Republicans in Congress are rushing to “repeal and replace” the Affordable Care Act, known as Obamacare. No hearings have been held to receive public inputs. Why not? The Republican managers have now declared that the Congressional Budget Office “scoring” of the replacement bill is unnecessary because the CBO always “gets it wrong so who cares what it says?” That is a total reversal of previous positions taken by Republicans when objecting to federal spending under Democratic administrations. Why?
Republicans claim to care about the welfare of the people and of the country as a whole but after seven years of complaining about the ACA, they now are desperate to prevent public input into the legislation they cobbled together. Why is it always party before country with these people? Why the secrecy and the resistance to thorough and thoughtful analysis and examination of the elements of their alternative? What are they afraid of? Do they not hear the cries across the country from even their political base that =the replacement for the ACA is going to deprive millions of people of their health insurance in exchange for what … a tax credit? If the replacement bill is so good for everyone and consistent with Trump’s campaign promises, as he routinely claims, why are Republicans afraid to give the legislation full exposure to expert analysis?
It’s not that the Republican bill is completely without redeeming elements. Trump’s desire to allow create a single national marketplace for competition among insurance companies may be sound or at least worth an in-depth examination. If so, why not let that and other elements of the legislation be fully examined on the public record? Is there a gift to the insurance companies hiding in the complex economics of this legislation?
The almost certain answer to all these questions is that the Republicans want this legislation at all costs, regardless of the very high probability, if not certainty, that it will destroy so much of the health care on which many millions rely. Taken as a whole, which is what the Republicans are insisting on, the “replace” legislation is an outrageous attack against many of our most vulnerable citizens while conferring a huge tax break for the very well off. The Republicans claim it’s all about giving people more choice and avoiding government mandates. In other words, the real-world impacts don’t matter as long as the Republican philosophy of “individual choice” is the centerpiece of the new system.

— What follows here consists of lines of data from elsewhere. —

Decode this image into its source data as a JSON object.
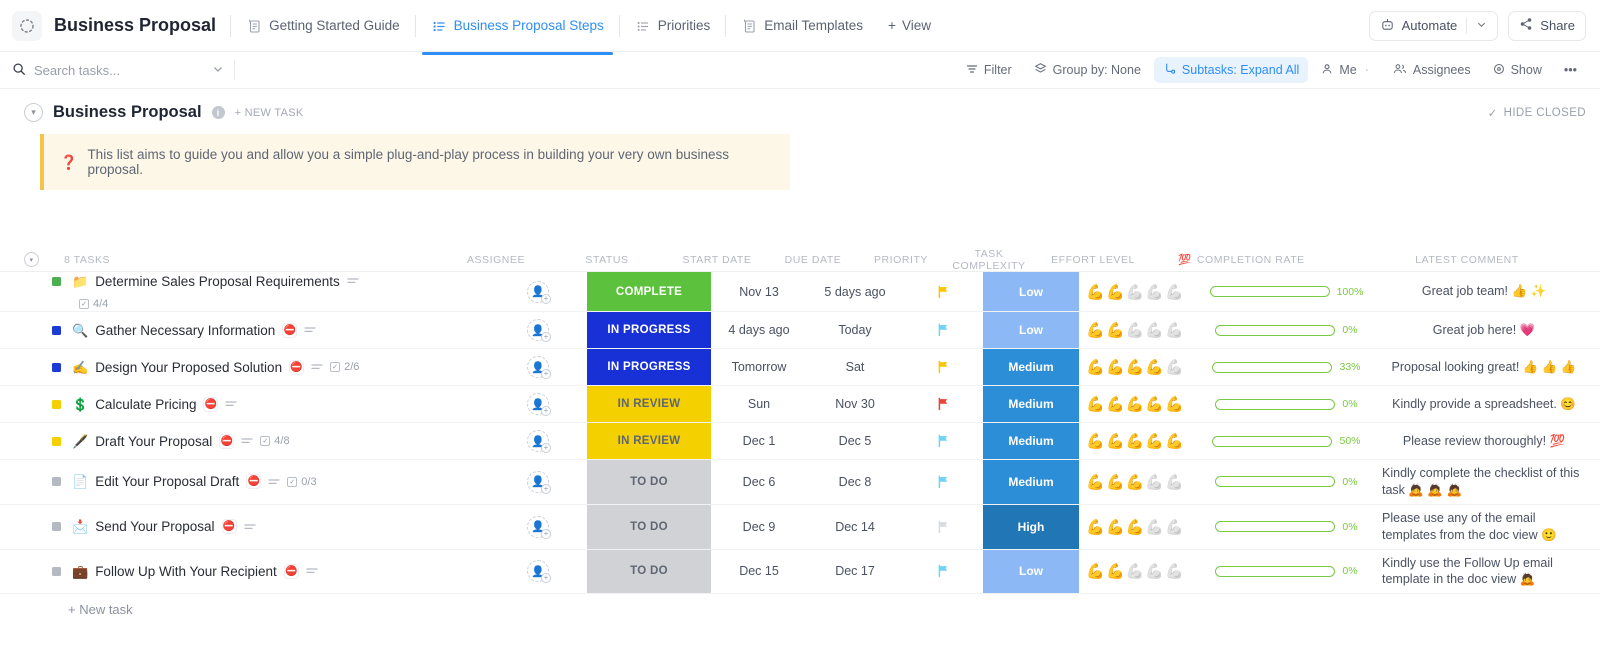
{
  "header": {
    "app_title": "Business Proposal",
    "app_icon": "dots-circle-icon",
    "tabs": [
      {
        "label": "Getting Started Guide",
        "icon": "doc-icon",
        "active": false
      },
      {
        "label": "Business Proposal Steps",
        "icon": "list-icon",
        "active": true
      },
      {
        "label": "Priorities",
        "icon": "list-icon",
        "active": false
      },
      {
        "label": "Email Templates",
        "icon": "doc-icon",
        "active": false
      }
    ],
    "add_view_label": "View",
    "automate_label": "Automate",
    "share_label": "Share",
    "accent_color": "#2f8ef4"
  },
  "toolbar": {
    "search_placeholder": "Search tasks...",
    "search_value": "",
    "filter_label": "Filter",
    "group_by_label": "Group by: None",
    "subtasks_label": "Subtasks: Expand All",
    "me_label": "Me",
    "assignees_label": "Assignees",
    "show_label": "Show",
    "more_label": "•••"
  },
  "list": {
    "title": "Business Proposal",
    "new_task_label": "+ NEW TASK",
    "hide_closed_label": "HIDE CLOSED",
    "callout": "This list aims to guide you and allow you a simple plug-and-play process in building your very own business proposal.",
    "task_count_label": "8 TASKS",
    "footer_new_task": "+ New task"
  },
  "columns": {
    "assignee": "ASSIGNEE",
    "status": "STATUS",
    "start_date": "START DATE",
    "due_date": "DUE DATE",
    "priority": "PRIORITY",
    "task_complexity": "TASK COMPLEXITY",
    "effort_level": "EFFORT LEVEL",
    "completion_rate": "COMPLETION RATE",
    "completion_rate_emoji": "💯",
    "latest_comment": "LATEST COMMENT"
  },
  "tasks": [
    {
      "name": "Determine Sales Proposal Requirements",
      "emoji": "📁",
      "square_color": "#4caf50",
      "priority_badge": "",
      "has_description": true,
      "subtasks": "4/4",
      "status": "COMPLETE",
      "status_color": "#5cc13d",
      "start_date": "Nov 13",
      "due_date": "5 days ago",
      "due_date_style": "green",
      "priority_flag_color": "#fdc400",
      "complexity": "Low",
      "complexity_color": "#8cb9f5",
      "effort_filled": 2,
      "completion": 100,
      "comment": "Great job team! 👍 ✨"
    },
    {
      "name": "Gather Necessary Information",
      "emoji": "🔍",
      "square_color": "#1b3bd4",
      "priority_badge": "⛔",
      "has_description": true,
      "subtasks": "",
      "status": "IN PROGRESS",
      "status_color": "#1831d6",
      "start_date": "4 days ago",
      "due_date": "Today",
      "due_date_style": "orange",
      "priority_flag_color": "#6fd3f5",
      "complexity": "Low",
      "complexity_color": "#8cb9f5",
      "effort_filled": 2,
      "completion": 0,
      "comment": "Great job here! 💗"
    },
    {
      "name": "Design Your Proposed Solution",
      "emoji": "✍️",
      "square_color": "#1b3bd4",
      "priority_badge": "⛔",
      "has_description": true,
      "subtasks": "2/6",
      "status": "IN PROGRESS",
      "status_color": "#1831d6",
      "start_date": "Tomorrow",
      "due_date": "Sat",
      "due_date_style": "",
      "priority_flag_color": "#fdc400",
      "complexity": "Medium",
      "complexity_color": "#2c8ed6",
      "effort_filled": 4,
      "completion": 33,
      "comment": "Proposal looking great! 👍 👍 👍"
    },
    {
      "name": "Calculate Pricing",
      "emoji": "💲",
      "square_color": "#f5d000",
      "priority_badge": "⛔",
      "has_description": true,
      "subtasks": "",
      "status": "IN REVIEW",
      "status_color": "#f5d000",
      "start_date": "Sun",
      "due_date": "Nov 30",
      "due_date_style": "",
      "priority_flag_color": "#e8443a",
      "complexity": "Medium",
      "complexity_color": "#2c8ed6",
      "effort_filled": 5,
      "completion": 0,
      "comment": "Kindly provide a spreadsheet. 😊"
    },
    {
      "name": "Draft Your Proposal",
      "emoji": "🖋️",
      "square_color": "#f5d000",
      "priority_badge": "⛔",
      "has_description": true,
      "subtasks": "4/8",
      "status": "IN REVIEW",
      "status_color": "#f5d000",
      "start_date": "Dec 1",
      "due_date": "Dec 5",
      "due_date_style": "",
      "priority_flag_color": "#6fd3f5",
      "complexity": "Medium",
      "complexity_color": "#2c8ed6",
      "effort_filled": 5,
      "completion": 50,
      "comment": "Please review thoroughly! 💯"
    },
    {
      "name": "Edit Your Proposal Draft",
      "emoji": "📄",
      "square_color": "#b5bac2",
      "priority_badge": "⛔",
      "has_description": true,
      "subtasks": "0/3",
      "status": "TO DO",
      "status_color": "#d0d2d6",
      "start_date": "Dec 6",
      "due_date": "Dec 8",
      "due_date_style": "",
      "priority_flag_color": "#6fd3f5",
      "complexity": "Medium",
      "complexity_color": "#2c8ed6",
      "effort_filled": 3,
      "completion": 0,
      "comment": "Kindly complete the checklist of this task 🙇 🙇 🙇"
    },
    {
      "name": "Send Your Proposal",
      "emoji": "📩",
      "square_color": "#b5bac2",
      "priority_badge": "⛔",
      "has_description": true,
      "subtasks": "",
      "status": "TO DO",
      "status_color": "#d0d2d6",
      "start_date": "Dec 9",
      "due_date": "Dec 14",
      "due_date_style": "",
      "priority_flag_color": "#d7dade",
      "complexity": "High",
      "complexity_color": "#2176b5",
      "effort_filled": 3,
      "completion": 0,
      "comment": "Please use any of the email templates from the doc view 🙂"
    },
    {
      "name": "Follow Up With Your Recipient",
      "emoji": "💼",
      "square_color": "#b5bac2",
      "priority_badge": "⛔",
      "has_description": true,
      "subtasks": "",
      "status": "TO DO",
      "status_color": "#d0d2d6",
      "start_date": "Dec 15",
      "due_date": "Dec 17",
      "due_date_style": "",
      "priority_flag_color": "#6fd3f5",
      "complexity": "Low",
      "complexity_color": "#8cb9f5",
      "effort_filled": 2,
      "completion": 0,
      "comment": "Kindly use the Follow Up email template in the doc view 🙇"
    }
  ]
}
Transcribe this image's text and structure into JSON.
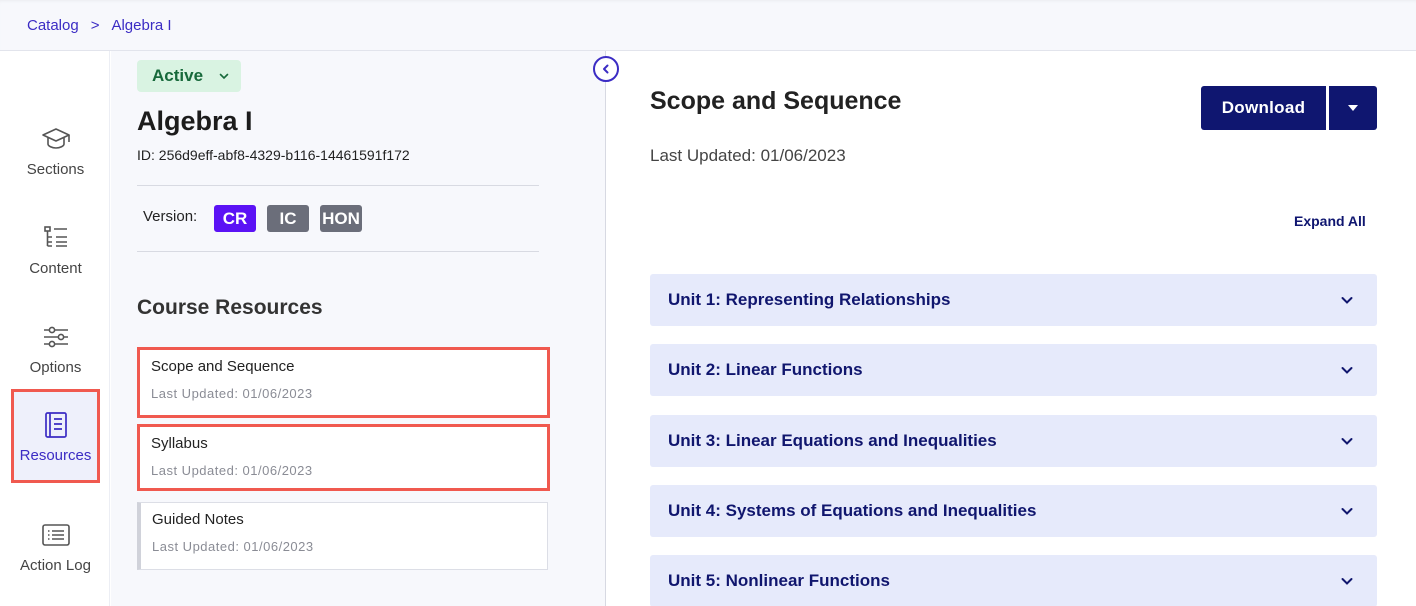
{
  "breadcrumb": {
    "items": [
      "Catalog",
      "Algebra I"
    ],
    "separator": ">"
  },
  "rail": {
    "items": [
      {
        "label": "Sections",
        "icon": "graduation-cap-icon"
      },
      {
        "label": "Content",
        "icon": "tree-list-icon"
      },
      {
        "label": "Options",
        "icon": "sliders-icon"
      },
      {
        "label": "Resources",
        "icon": "book-icon",
        "active": true
      },
      {
        "label": "Action Log",
        "icon": "log-list-icon"
      }
    ]
  },
  "course": {
    "status": "Active",
    "title": "Algebra I",
    "id": "ID: 256d9eff-abf8-4329-b116-14461591f172",
    "version_label": "Version:",
    "versions": [
      {
        "label": "CR",
        "color": "#5b12f5"
      },
      {
        "label": "IC",
        "color": "#6b6e7a"
      },
      {
        "label": "HON",
        "color": "#6b6e7a"
      }
    ]
  },
  "resources": {
    "heading": "Course Resources",
    "items": [
      {
        "title": "Scope and Sequence",
        "updated": "Last Updated: 01/06/2023"
      },
      {
        "title": "Syllabus",
        "updated": "Last Updated: 01/06/2023"
      },
      {
        "title": "Guided Notes",
        "updated": "Last Updated: 01/06/2023"
      }
    ]
  },
  "detail": {
    "title": "Scope and Sequence",
    "updated": "Last Updated: 01/06/2023",
    "download_label": "Download",
    "expand_all": "Expand All",
    "units": [
      "Unit 1: Representing Relationships",
      "Unit 2: Linear Functions",
      "Unit 3: Linear Equations and Inequalities",
      "Unit 4: Systems of Equations and Inequalities",
      "Unit 5: Nonlinear Functions"
    ]
  },
  "colors": {
    "accent": "#3b2cc4",
    "navy": "#0f1670",
    "highlight": "#f0594f",
    "status_bg": "#d9f3e2",
    "unit_bg": "#e6eafb"
  }
}
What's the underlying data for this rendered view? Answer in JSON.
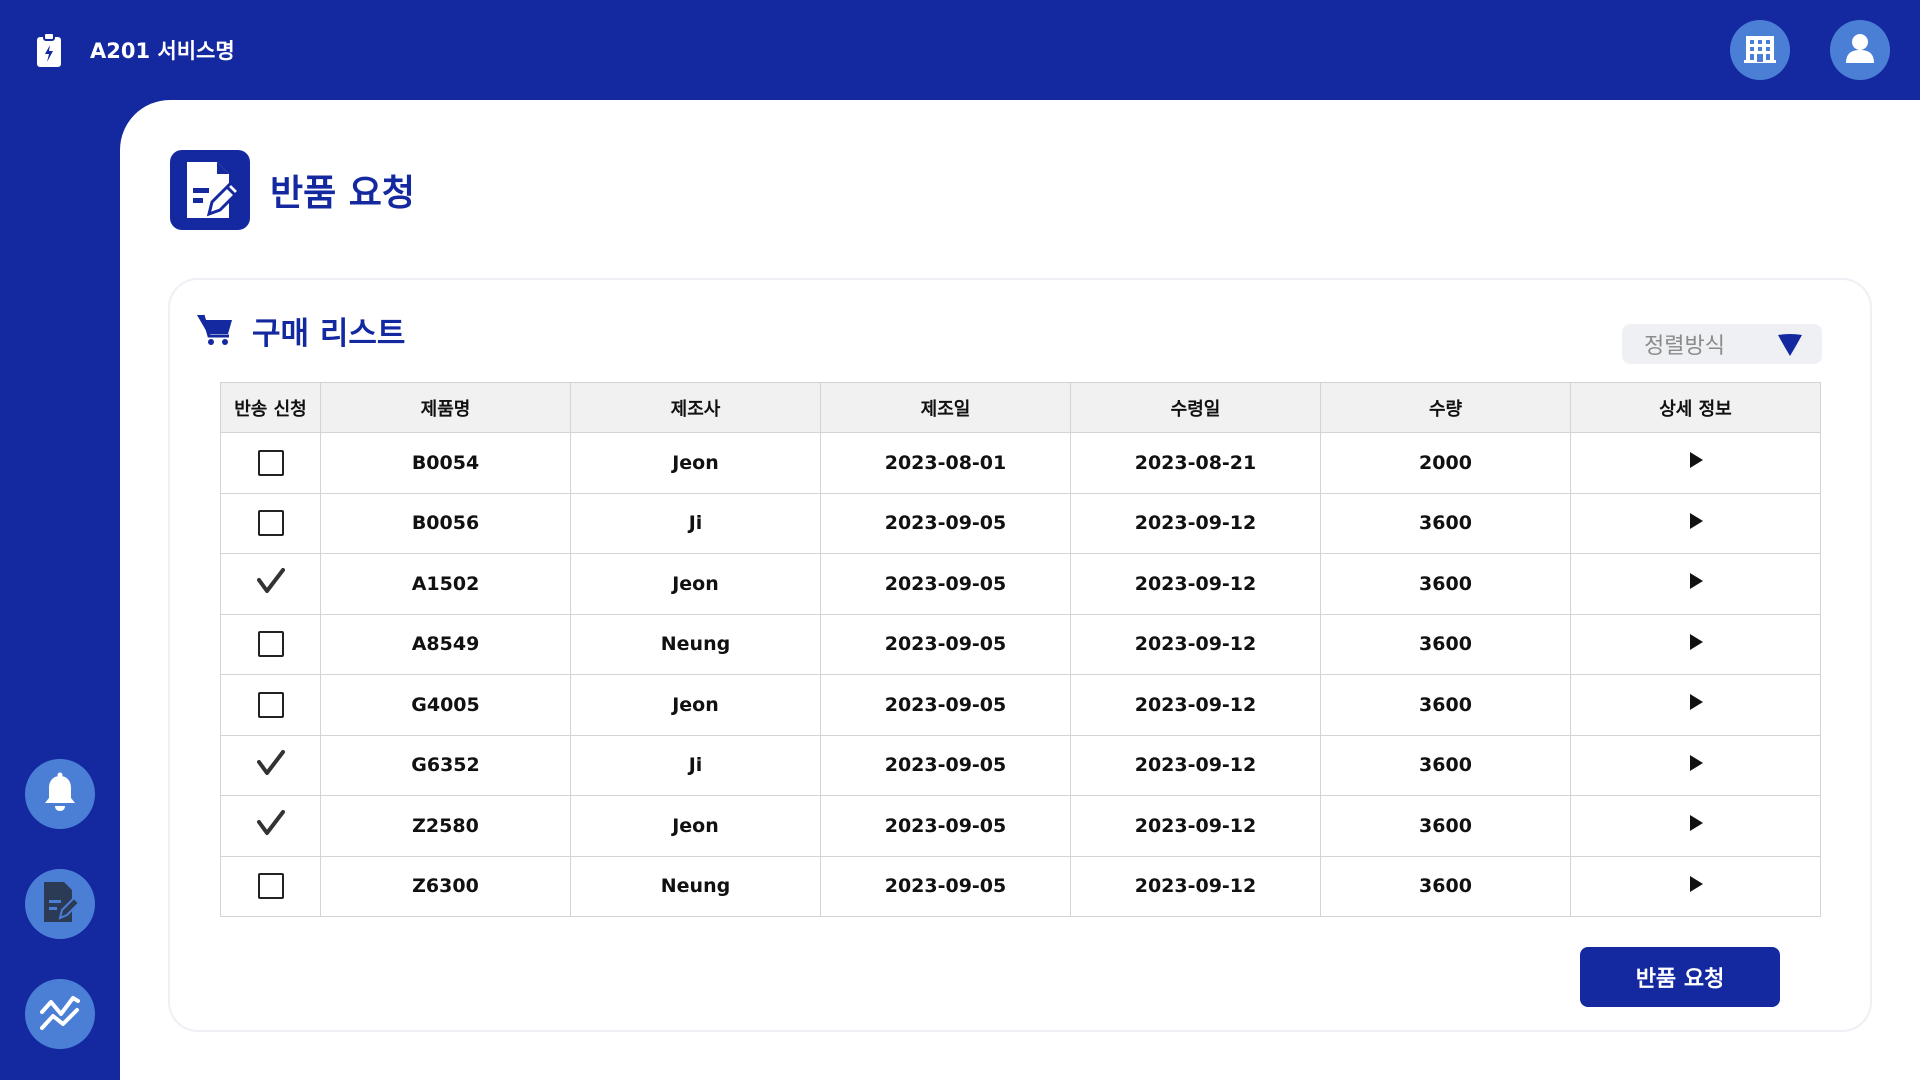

Trump promised his supporters a cheaper health insurance system that would cover all the same people as the ACA, with more choices and at lower costs. This turns out to be just another lie. In fact, the Republican alternative will not cover millions who were covered under the ACA, it will not provide meaningful choices for millions whose new Republican-approved choice will only be “no insurance” and the costs will ultimately be infinite for those with no insurance and thus no access to essential health care services.
Along the way, the Republican alternative will defund Planned Parenthood. Republicans hate PP primarily because they believe it pays for abortions. So they want to take a financial meat ax to it … again in the name of Republican philosophy. Curiously, to put it mildly, it seems not to have occurred to the congressional Republicans that their core philosophy of avoiding government intervention in the lives of Americans is being used to justify telling women what they can and can’t do with their bodies, while Republican-dominated science-denying legislatures around the country obsess over which bathrooms transgender individuals use.
It is a fair conclusion that the Republican approach to health insurance is going to result in denial of critical health care to large numbers of Americans and deaths will result … deaths that could have been avoided. Yes, the Republicans are moving very fast to get rid of Obamacare and in the process are signing death warrants for many vulnerable Americans.
<> It didn’t “turn out” to be a lie. It was a lie from Day One and everybody knew it. But some people would rather hear a pretty lie than an ugly truth.
I understand your point and, to the extent it suggests Trump was complicit in the Republican deceit, I completely agree. I used the future tense only because, at the time Trump made his “promise” about coverage and costs, we had not seen the legislation.